[Opening Data for processing section]
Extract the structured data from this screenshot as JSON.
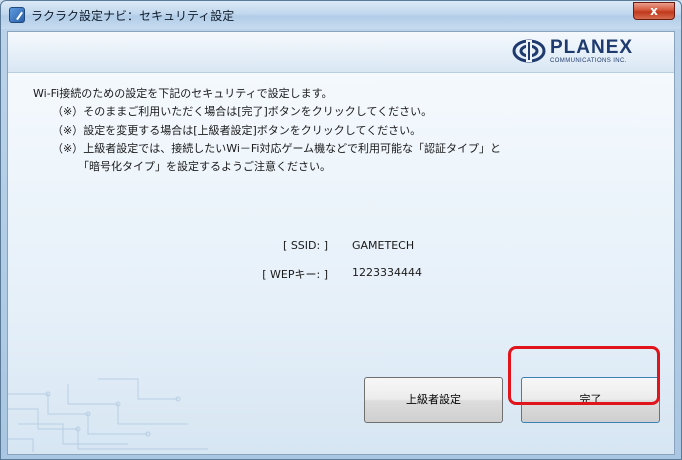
{
  "window": {
    "title": "ラクラク設定ナビ：セキュリティ設定",
    "close_label": "x"
  },
  "brand": {
    "name": "PLANEX",
    "sub": "COMMUNICATIONS INC.",
    "color": "#1e3a6e"
  },
  "instructions": {
    "line1": "Wi-Fi接続のための設定を下記のセキュリティで設定します。",
    "line2": "（※）そのままご利用いただく場合は[完了]ボタンをクリックしてください。",
    "line3": "（※）設定を変更する場合は[上級者設定]ボタンをクリックしてください。",
    "line4": "（※）上級者設定では、接続したいWi－Fi対応ゲーム機などで利用可能な「認証タイプ」と",
    "line5": "「暗号化タイプ」を設定するようご注意ください。"
  },
  "settings": {
    "ssid_label": "[ SSID: ]",
    "ssid_value": "GAMETECH",
    "wep_label": "[ WEPキー: ]",
    "wep_value": "1223334444"
  },
  "buttons": {
    "advanced": "上級者設定",
    "done": "完了"
  },
  "colors": {
    "highlight": "#e0141a",
    "close": "#c0391c"
  }
}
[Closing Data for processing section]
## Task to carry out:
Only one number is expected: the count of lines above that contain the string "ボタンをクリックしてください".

## Solution to this problem:
2